Each entry that follows is to be duplicated exactly, without its images.

TASK INPUT START

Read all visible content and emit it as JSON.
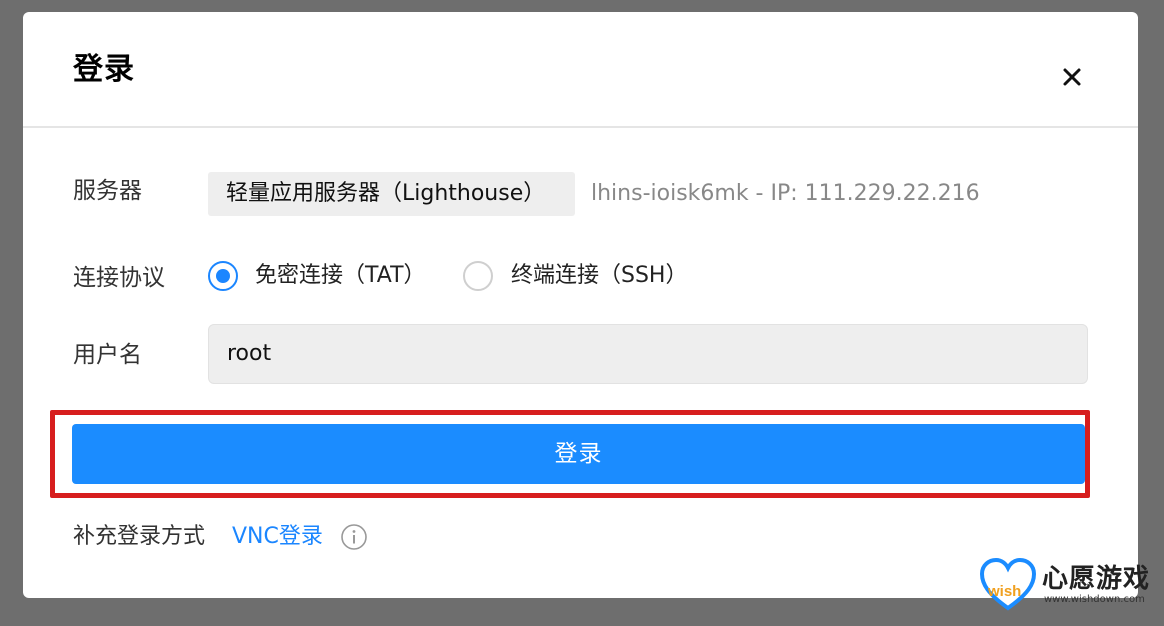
{
  "dialog": {
    "title": "登录",
    "close_icon": "close-icon"
  },
  "server": {
    "label": "服务器",
    "chip": "轻量应用服务器（Lighthouse）",
    "info": "lhins-ioisk6mk - IP: 111.229.22.216"
  },
  "protocol": {
    "label": "连接协议",
    "options": [
      {
        "label": "免密连接（TAT）",
        "selected": true
      },
      {
        "label": "终端连接（SSH）",
        "selected": false
      }
    ]
  },
  "username": {
    "label": "用户名",
    "value": "root"
  },
  "login_button": {
    "label": "登录",
    "highlight_color": "#d71e1e",
    "color": "#1b8cff"
  },
  "alternative": {
    "label": "补充登录方式",
    "link": "VNC登录",
    "info_icon": "info-icon"
  },
  "watermark": {
    "brand": "心愿游戏",
    "url": "www.wishdown.com",
    "logo_text": "wish"
  }
}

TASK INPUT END

• RESULT
Read all visible content and emit it as JSON.
{
  "dialog": {
    "title": "登录",
    "close_icon": "close-icon"
  },
  "server": {
    "label": "服务器",
    "chip": "轻量应用服务器（Lighthouse）",
    "info": "lhins-ioisk6mk - IP: 111.229.22.216"
  },
  "protocol": {
    "label": "连接协议",
    "options": [
      {
        "label": "免密连接（TAT）",
        "selected": true
      },
      {
        "label": "终端连接（SSH）",
        "selected": false
      }
    ]
  },
  "username": {
    "label": "用户名",
    "value": "root"
  },
  "login_button": {
    "label": "登录",
    "highlight_color": "#d71e1e",
    "color": "#1b8cff"
  },
  "alternative": {
    "label": "补充登录方式",
    "link": "VNC登录",
    "info_icon": "info-icon"
  },
  "watermark": {
    "brand": "心愿游戏",
    "url": "www.wishdown.com",
    "logo_text": "wish"
  }
}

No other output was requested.